“Using our framework, we estimate that the national cost of power interruptions is about $80 billion annually, based on the best information available in the public domain. However, there are large gaps in and significant uncertainties about the information currently available.”
– Kristina Hamachi LaCommare and Joseph H. Eto, Berkeley National Laboratory, 2004
Each time the United States experiences a significant blackout, a flurry of studies are commissioned to estimate the value of lost load (VoLL). Estimates generally calculate the value by type of end-user, assessing the cost to residential customers with surveys, commercial customers through lost business and industrial customers with higher costs, foregone production and lost sales opportunities. Extended outages include additional costs incurred by society through emergency response or other public support services. The conclusion invariably is that outages cost hundreds of billions of dollars, depending on the extent and duration of the outage. An alternative approach may be ready for prime time.
A New Purpose
Whereas previous calculations of VoLL were spurred by outages that already had occurred, the industry is beginning to consider a more forward-looking approach. Competitive markets squeezing excess reserves out of the system, renewable integration with its unanticipated generation swings, and flat load growth causing utilities to scramble are just a few reasons why an accurate measure of VoLL is becoming increasingly important. Forward-looking efforts attempt to calculate VoLL as a trade-off between a desired outcome and the potential costs versus benefits of such outcomes. Broad ranges for VoLL that span hundreds of billions of dollars may not be very useful for understanding how an investment may impact costs associated with a slightly lower level of reliability.
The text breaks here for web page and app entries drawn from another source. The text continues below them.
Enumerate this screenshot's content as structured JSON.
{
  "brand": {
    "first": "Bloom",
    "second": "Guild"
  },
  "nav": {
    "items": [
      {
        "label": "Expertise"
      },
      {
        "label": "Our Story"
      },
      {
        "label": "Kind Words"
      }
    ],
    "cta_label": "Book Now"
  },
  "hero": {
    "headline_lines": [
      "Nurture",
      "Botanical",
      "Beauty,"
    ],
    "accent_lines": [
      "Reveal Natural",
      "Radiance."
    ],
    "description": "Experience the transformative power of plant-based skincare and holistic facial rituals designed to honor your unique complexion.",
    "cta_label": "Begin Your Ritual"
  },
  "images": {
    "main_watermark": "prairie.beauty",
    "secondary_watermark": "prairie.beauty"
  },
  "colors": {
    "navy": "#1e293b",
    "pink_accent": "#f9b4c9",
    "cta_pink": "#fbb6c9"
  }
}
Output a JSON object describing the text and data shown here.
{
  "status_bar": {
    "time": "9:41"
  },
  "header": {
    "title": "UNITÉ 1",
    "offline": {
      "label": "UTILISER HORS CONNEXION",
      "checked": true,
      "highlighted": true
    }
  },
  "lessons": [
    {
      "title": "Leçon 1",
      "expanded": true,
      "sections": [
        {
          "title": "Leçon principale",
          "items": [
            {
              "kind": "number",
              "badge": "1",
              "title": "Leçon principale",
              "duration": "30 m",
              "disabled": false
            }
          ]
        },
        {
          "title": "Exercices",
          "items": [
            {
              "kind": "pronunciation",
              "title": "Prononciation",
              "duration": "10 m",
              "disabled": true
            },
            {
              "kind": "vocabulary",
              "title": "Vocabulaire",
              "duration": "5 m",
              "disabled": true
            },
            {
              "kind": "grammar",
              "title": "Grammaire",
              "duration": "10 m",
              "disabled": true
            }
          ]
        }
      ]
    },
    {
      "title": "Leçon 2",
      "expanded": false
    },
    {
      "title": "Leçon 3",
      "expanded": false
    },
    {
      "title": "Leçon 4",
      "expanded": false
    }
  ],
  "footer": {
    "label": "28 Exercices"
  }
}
The traditional approach to estimating VoLL obtained information via customer surveys and stated preferences. A formal survey takes a significant amount of time and money, but can be designed to elicit ratepayer preferences. That said, a number of social experiments and studies have shown that stated preferences can be manipulated very easily through the survey approach via question format and the difference between willingness to accept (WTA) versus willingness to pay (WTP). Regardless, these types of surveys are popular because they can be used to generate a high number. A number of countries are using this approach to estimate the VoLL, including Australia, Germany and the United Kingdom.
Given the large body of work already in the public domain, many modern-day estimates of VoLL simply take advantage of the literature. Instead of an end-user survey, new estimates perform a literature survey to obtain key parameters and then customize those values to reflect the specific characteristics of a region or utility service territory. Texas recently used this approach.
Economic theory would price VoLL at the cost of the next best alternative. Such alternatives were in short supply or extraordinarily expensive until relatively recently. Today, however, a number of commercial alternatives are available to backup system power. Critical infrastructure buildings and universities generally have had backup generation. Industrial users increasingly are investing in backup generation, reliability, resiliency, and security. For small users, commercialization is driving down costs for backup generators, distributed generation, energy storage and even fuel cells. End-users that truly place a high value on reliability now have a number of options to make a direct investment to ensure continual supply. The cost of these alternatives and adoption rates provide a measure of the value of lost load from the perspective of a WTP measure.
Competitive electricity markets also are increasingly pricing VoLL for certain energy users. Wholesale capacity markets allow load to participate, providing a measure of the WTA less reliability via the clearing price paid for interruptible supply. Bilateral contracts differentiate between firm and non-firm transportation and interruptible supply, pricing the value of certainty. Transmission line outages lead to higher locational marginal prices, which can be estimated using production cost models with nodal representation. Lost opportunities for sales by interconnected jurisdictions are clearly priced by the markets in those jurisdictions. Penalties assessed by NERC for failure to meet regulatory requirements for reliability also provide insight into the cost to a utility of not investing in reliability.
Traditional measures of VoLL can be and should be augmented in the current environment where new technologies, transparent markets and regulatory requirements place a transparent price on alternatives. Although such markets can be used to assess only a portion of the demand curve for reliability, they provide a sanity check against traditional approaches that utilize proven techniques for generating high values.
About the author: Tanya Bodell is the Executive Director of Energyzt, a global collaboration of energy experts who create value for investors in energy through actionable insights. Visit www.energyzt.com. She can be reached at: email@example.com or 617-416-0651.